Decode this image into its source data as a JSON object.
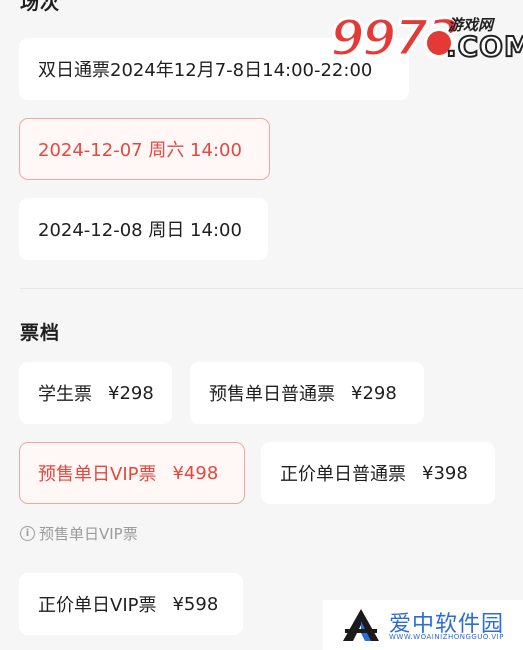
{
  "sessions": {
    "title_partial": "场次",
    "options": [
      {
        "label": "双日通票2024年12月7-8日14:00-22:00"
      },
      {
        "label": "2024-12-07 周六 14:00",
        "selected": true
      },
      {
        "label": "2024-12-08 周日 14:00"
      }
    ]
  },
  "tickets": {
    "title": "票档",
    "options": [
      {
        "name": "学生票",
        "price": "¥298"
      },
      {
        "name": "预售单日普通票",
        "price": "¥298"
      },
      {
        "name": "预售单日VIP票",
        "price": "¥498",
        "selected": true
      },
      {
        "name": "正价单日普通票",
        "price": "¥398"
      },
      {
        "name": "正价单日VIP票",
        "price": "¥598"
      }
    ],
    "selected_note": "预售单日VIP票"
  },
  "watermarks": {
    "top_digits": "9973",
    "top_small": "游戏网",
    "top_com": ".COM",
    "bottom_brand": "爱中软件园",
    "bottom_url": "WWW.WOAINIZHONGGUO.VIP"
  },
  "colors": {
    "accent": "#e5483e",
    "accent_border": "#f3a7a0",
    "background": "#f6f6f6",
    "chip": "#ffffff"
  }
}
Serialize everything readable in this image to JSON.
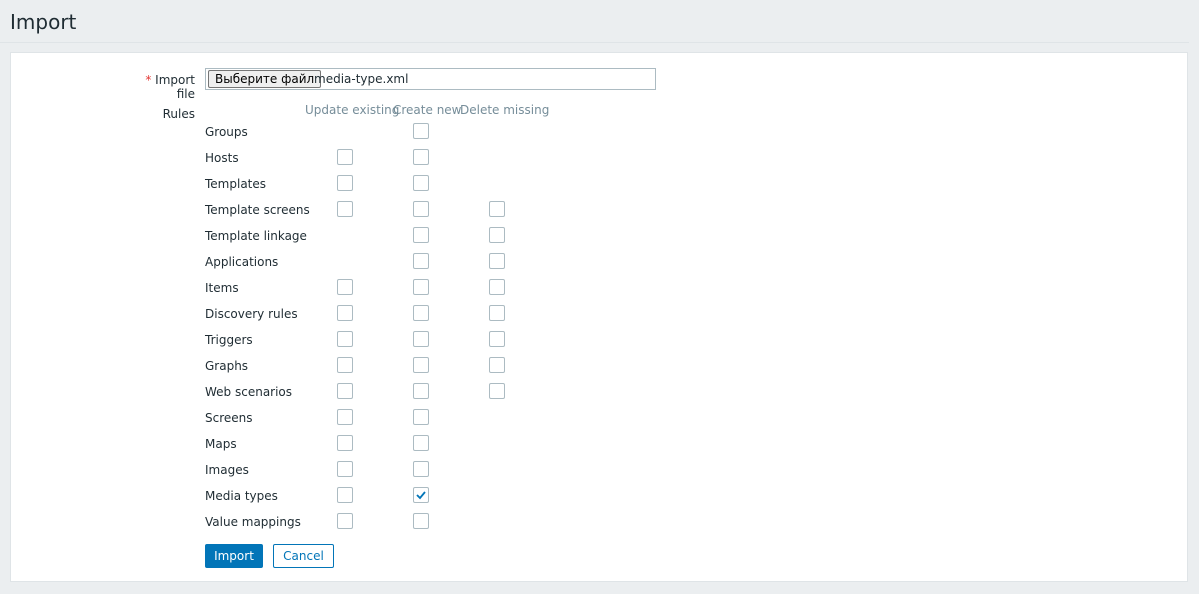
{
  "page": {
    "title": "Import"
  },
  "form": {
    "import_file": {
      "required_mark": "*",
      "label": "Import file",
      "button_label": "Выберите файл",
      "file_name": "media-type.xml"
    },
    "rules_label": "Rules",
    "columns": [
      "Update existing",
      "Create new",
      "Delete missing"
    ],
    "rules": [
      {
        "label": "Groups",
        "update_existing": null,
        "create_new": false,
        "delete_missing": null
      },
      {
        "label": "Hosts",
        "update_existing": false,
        "create_new": false,
        "delete_missing": null
      },
      {
        "label": "Templates",
        "update_existing": false,
        "create_new": false,
        "delete_missing": null
      },
      {
        "label": "Template screens",
        "update_existing": false,
        "create_new": false,
        "delete_missing": false
      },
      {
        "label": "Template linkage",
        "update_existing": null,
        "create_new": false,
        "delete_missing": false
      },
      {
        "label": "Applications",
        "update_existing": null,
        "create_new": false,
        "delete_missing": false
      },
      {
        "label": "Items",
        "update_existing": false,
        "create_new": false,
        "delete_missing": false
      },
      {
        "label": "Discovery rules",
        "update_existing": false,
        "create_new": false,
        "delete_missing": false
      },
      {
        "label": "Triggers",
        "update_existing": false,
        "create_new": false,
        "delete_missing": false
      },
      {
        "label": "Graphs",
        "update_existing": false,
        "create_new": false,
        "delete_missing": false
      },
      {
        "label": "Web scenarios",
        "update_existing": false,
        "create_new": false,
        "delete_missing": false
      },
      {
        "label": "Screens",
        "update_existing": false,
        "create_new": false,
        "delete_missing": null
      },
      {
        "label": "Maps",
        "update_existing": false,
        "create_new": false,
        "delete_missing": null
      },
      {
        "label": "Images",
        "update_existing": false,
        "create_new": false,
        "delete_missing": null
      },
      {
        "label": "Media types",
        "update_existing": false,
        "create_new": true,
        "delete_missing": null
      },
      {
        "label": "Value mappings",
        "update_existing": false,
        "create_new": false,
        "delete_missing": null
      }
    ],
    "buttons": {
      "import": "Import",
      "cancel": "Cancel"
    }
  },
  "colors": {
    "accent": "#0275b8",
    "required": "#e33734",
    "checkbox_border": "#acbbc2"
  }
}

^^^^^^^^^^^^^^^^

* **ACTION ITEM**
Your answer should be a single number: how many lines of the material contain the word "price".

* **EXPECTED OUTPUT**
5